Thank you Steve. I am a Canon user (1D X & 7D mkII) and I would love to see similar review for Canon as well (the same regarding your great book that I bought). I would appreciate to hear your opinion regarding a IQ comparison between FF body (in my case 1D X) with x1.4 versus software +40% “blow-up”. I am not sure which one is better regarding small birds from up to 25 meters (from practical point of view i.e. risk of dust and slower AF I am not using the x1.4 very often). I guess that for longer… Read more »

Hello Steve, I have not seen any mention about APS-C crop + teleconverter 1.4x. That is why you think is it useless? Have you ever tried it anytime?
Thanks Daniel

Harvey B.

I’ve been using a D500 / 80-400, the old one. I’ve made a comparison shot with a D750. Blew it up 50% and re cropped to about 15″ @ 360ppi. The sparrow in both shots are now the same size. I shot in overcast light at 3200 ISO and the 750 has way less noise. Did I buy the wrong camera? I love everything else about the 500. Thanx, Harvey.

Somebody asked about noise on D500 versus D750. A simple way to compare these is to look at The Camera section lists all cameras by categories. ISO performance is rated in the ‘Sports’ column. This is the ISO setting at which the given camera will still produce a clean image. If you click on the heading, and select Nikon cameras only, you’ll rank the cameras from the best to the worst. Nikon D500 is nowhere near the top. It can have the latest technology, but the 20 MP sensor is what counts. #1 is Nikon DF with ISO 3279.… Read more »

Great Steve, this is answering my question which was following me for a long time. The only question remaining: is it right what I have read that the 2x converter is 25% less sharp compared to the 1,4 offering 5% less? So I am hasitating buying the 2x converter for my Sigma 300 2.8 lens with the D500.

Sebahattin Demir

Thank you Steve,
I have Nikon D810 body and 70-200mm F2.8 Nano lens with using TC-20E III.
Have you any experience with 2x Teleconverter (TC-20E III)?
Can I assume that we will have similar result as TC-14E III?
Thank you in advance for your interest and help.

Thank you Steve , you always have the most comprehensive and straight to the point reviews . I’ ve learned a lot but what I’ ve found most interesting is that I didnt knew that when you strart stopping down a lens you loose focus points coverage and focus speed ! I’ ts funny because you hear all the time and also from pro’ s, that with telephoto lens youd rather stop down your lens to get more of the animal in focus( considering the smootness of the background you want to achieve also of course) . But I guess… Read more »
Russ Heim

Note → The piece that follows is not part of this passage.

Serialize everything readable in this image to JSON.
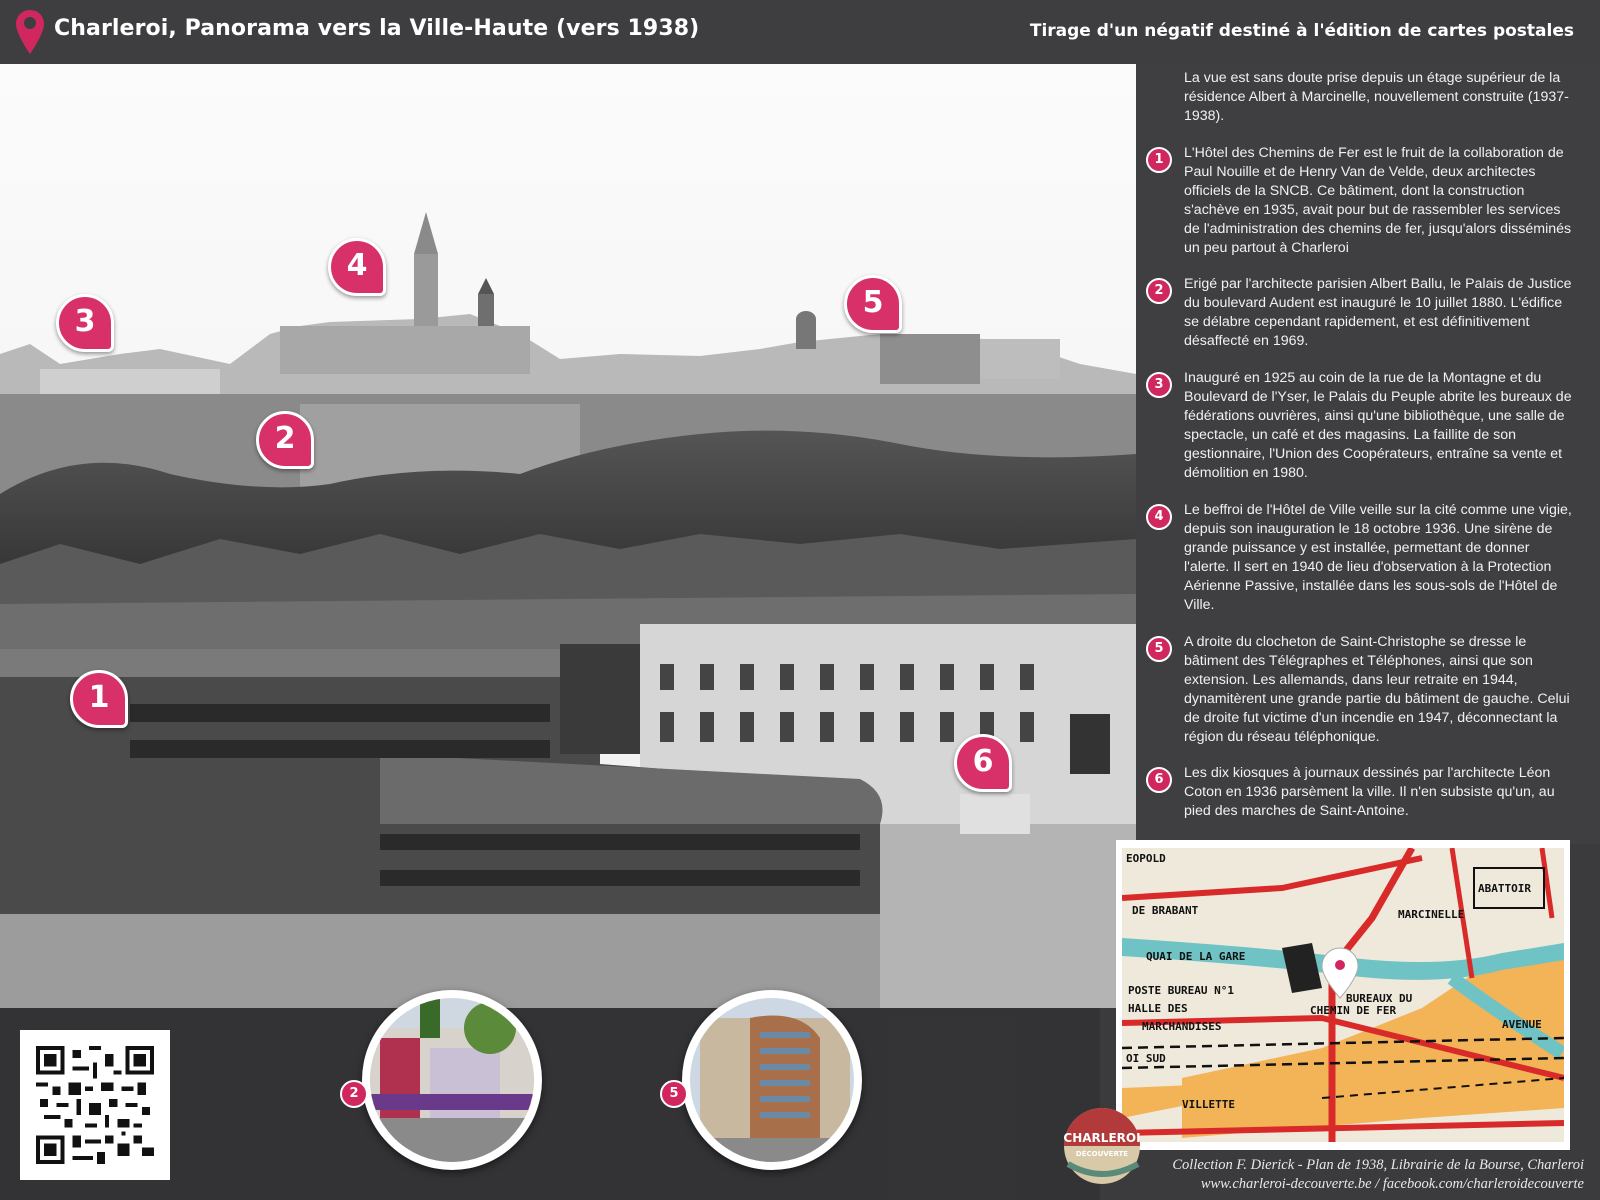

Great as always Steve… Haven’t used my TC 1.4 E II in quite a while and after watching this I’m pretty sure I’m gonna sell it…
It’s the older version and I rarely shoot on my FF D750 cause I can get longer with the crop body.
Just wondering IF you think there’d ever be a reason down the road where I MIGHT have to buy it back again???
Thanks in advance and keep up the great work… gonna share this now with all my friends πŸ™‚